__EXERCISE DIRECTIONS__
Reproduce every record exactly.
......
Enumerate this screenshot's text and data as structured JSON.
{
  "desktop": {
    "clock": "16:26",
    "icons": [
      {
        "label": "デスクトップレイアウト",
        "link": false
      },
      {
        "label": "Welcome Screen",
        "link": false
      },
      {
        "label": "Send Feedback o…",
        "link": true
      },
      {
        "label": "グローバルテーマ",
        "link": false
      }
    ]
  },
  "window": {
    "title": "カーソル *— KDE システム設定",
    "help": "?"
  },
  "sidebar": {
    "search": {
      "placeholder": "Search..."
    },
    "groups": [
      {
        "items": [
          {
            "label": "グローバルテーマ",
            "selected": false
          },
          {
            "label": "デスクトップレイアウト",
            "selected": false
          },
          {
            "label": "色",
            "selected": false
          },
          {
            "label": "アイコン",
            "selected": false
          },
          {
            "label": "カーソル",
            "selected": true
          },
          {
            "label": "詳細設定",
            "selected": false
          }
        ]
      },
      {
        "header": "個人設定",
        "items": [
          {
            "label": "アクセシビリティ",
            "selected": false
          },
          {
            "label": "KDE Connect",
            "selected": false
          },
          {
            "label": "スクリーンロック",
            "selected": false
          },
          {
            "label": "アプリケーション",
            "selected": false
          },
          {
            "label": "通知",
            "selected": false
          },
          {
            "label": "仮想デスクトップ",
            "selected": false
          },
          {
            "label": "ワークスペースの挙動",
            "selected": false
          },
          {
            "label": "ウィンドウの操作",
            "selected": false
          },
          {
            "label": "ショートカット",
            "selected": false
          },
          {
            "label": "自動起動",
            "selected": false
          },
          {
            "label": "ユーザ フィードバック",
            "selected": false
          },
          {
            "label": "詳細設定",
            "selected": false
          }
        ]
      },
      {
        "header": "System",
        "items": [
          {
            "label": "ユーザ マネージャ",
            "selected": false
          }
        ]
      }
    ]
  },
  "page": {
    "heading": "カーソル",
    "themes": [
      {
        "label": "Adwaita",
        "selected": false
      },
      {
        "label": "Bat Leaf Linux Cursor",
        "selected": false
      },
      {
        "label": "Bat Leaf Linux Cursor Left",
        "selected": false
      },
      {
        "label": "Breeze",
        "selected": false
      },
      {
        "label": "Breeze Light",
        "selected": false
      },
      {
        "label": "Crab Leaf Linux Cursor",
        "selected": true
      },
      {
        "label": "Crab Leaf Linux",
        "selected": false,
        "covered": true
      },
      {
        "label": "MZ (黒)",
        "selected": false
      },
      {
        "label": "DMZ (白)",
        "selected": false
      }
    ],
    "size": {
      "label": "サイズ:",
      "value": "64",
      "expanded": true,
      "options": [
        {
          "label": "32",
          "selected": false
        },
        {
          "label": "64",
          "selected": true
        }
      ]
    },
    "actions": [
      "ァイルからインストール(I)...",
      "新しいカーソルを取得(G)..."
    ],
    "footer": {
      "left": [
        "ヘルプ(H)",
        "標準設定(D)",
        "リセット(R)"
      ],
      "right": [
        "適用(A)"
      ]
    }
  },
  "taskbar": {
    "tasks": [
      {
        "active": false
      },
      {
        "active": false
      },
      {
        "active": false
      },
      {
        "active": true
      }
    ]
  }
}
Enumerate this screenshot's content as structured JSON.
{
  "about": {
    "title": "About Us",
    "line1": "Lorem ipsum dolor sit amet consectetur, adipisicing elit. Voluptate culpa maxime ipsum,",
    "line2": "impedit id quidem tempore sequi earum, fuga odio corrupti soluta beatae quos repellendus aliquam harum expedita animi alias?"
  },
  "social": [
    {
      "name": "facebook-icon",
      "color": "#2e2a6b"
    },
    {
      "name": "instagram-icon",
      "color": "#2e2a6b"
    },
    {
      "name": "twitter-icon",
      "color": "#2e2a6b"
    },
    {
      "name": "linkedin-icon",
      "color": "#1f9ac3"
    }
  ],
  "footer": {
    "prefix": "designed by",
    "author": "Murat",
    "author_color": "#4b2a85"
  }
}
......
__RESULT OF THE EXERCISE__
Enumerate this screenshot's text and data as structured JSON.
{
  "desktop": {
    "clock": "16:26",
    "icons": [
      {
        "label": "デスクトップレイアウト",
        "link": false
      },
      {
        "label": "Welcome Screen",
        "link": false
      },
      {
        "label": "Send Feedback o…",
        "link": true
      },
      {
        "label": "グローバルテーマ",
        "link": false
      }
    ]
  },
  "window": {
    "title": "カーソル *— KDE システム設定",
    "help": "?"
  },
  "sidebar": {
    "search": {
      "placeholder": "Search..."
    },
    "groups": [
      {
        "items": [
          {
            "label": "グローバルテーマ",
            "selected": false
          },
          {
            "label": "デスクトップレイアウト",
            "selected": false
          },
          {
            "label": "色",
            "selected": false
          },
          {
            "label": "アイコン",
            "selected": false
          },
          {
            "label": "カーソル",
            "selected": true
          },
          {
            "label": "詳細設定",
            "selected": false
          }
        ]
      },
      {
        "header": "個人設定",
        "items": [
          {
            "label": "アクセシビリティ",
            "selected": false
          },
          {
            "label": "KDE Connect",
            "selected": false
          },
          {
            "label": "スクリーンロック",
            "selected": false
          },
          {
            "label": "アプリケーション",
            "selected": false
          },
          {
            "label": "通知",
            "selected": false
          },
          {
            "label": "仮想デスクトップ",
            "selected": false
          },
          {
            "label": "ワークスペースの挙動",
            "selected": false
          },
          {
            "label": "ウィンドウの操作",
            "selected": false
          },
          {
            "label": "ショートカット",
            "selected": false
          },
          {
            "label": "自動起動",
            "selected": false
          },
          {
            "label": "ユーザ フィードバック",
            "selected": false
          },
          {
            "label": "詳細設定",
            "selected": false
          }
        ]
      },
      {
        "header": "System",
        "items": [
          {
            "label": "ユーザ マネージャ",
            "selected": false
          }
        ]
      }
    ]
  },
  "page": {
    "heading": "カーソル",
    "themes": [
      {
        "label": "Adwaita",
        "selected": false
      },
      {
        "label": "Bat Leaf Linux Cursor",
        "selected": false
      },
      {
        "label": "Bat Leaf Linux Cursor Left",
        "selected": false
      },
      {
        "label": "Breeze",
        "selected": false
      },
      {
        "label": "Breeze Light",
        "selected": false
      },
      {
        "label": "Crab Leaf Linux Cursor",
        "selected": true
      },
      {
        "label": "Crab Leaf Linux",
        "selected": false,
        "covered": true
      },
      {
        "label": "MZ (黒)",
        "selected": false
      },
      {
        "label": "DMZ (白)",
        "selected": false
      }
    ],
    "size": {
      "label": "サイズ:",
      "value": "64",
      "expanded": true,
      "options": [
        {
          "label": "32",
          "selected": false
        },
        {
          "label": "64",
          "selected": true
        }
      ]
    },
    "actions": [
      "ァイルからインストール(I)...",
      "新しいカーソルを取得(G)..."
    ],
    "footer": {
      "left": [
        "ヘルプ(H)",
        "標準設定(D)",
        "リセット(R)"
      ],
      "right": [
        "適用(A)"
      ]
    }
  },
  "taskbar": {
    "tasks": [
      {
        "active": false
      },
      {
        "active": false
      },
      {
        "active": false
      },
      {
        "active": true
      }
    ]
  }
}
Enumerate this screenshot's content as structured JSON.
{
  "about": {
    "title": "About Us",
    "line1": "Lorem ipsum dolor sit amet consectetur, adipisicing elit. Voluptate culpa maxime ipsum,",
    "line2": "impedit id quidem tempore sequi earum, fuga odio corrupti soluta beatae quos repellendus aliquam harum expedita animi alias?"
  },
  "social": [
    {
      "name": "facebook-icon",
      "color": "#2e2a6b"
    },
    {
      "name": "instagram-icon",
      "color": "#2e2a6b"
    },
    {
      "name": "twitter-icon",
      "color": "#2e2a6b"
    },
    {
      "name": "linkedin-icon",
      "color": "#1f9ac3"
    }
  ],
  "footer": {
    "prefix": "designed by",
    "author": "Murat",
    "author_color": "#4b2a85"
  }
}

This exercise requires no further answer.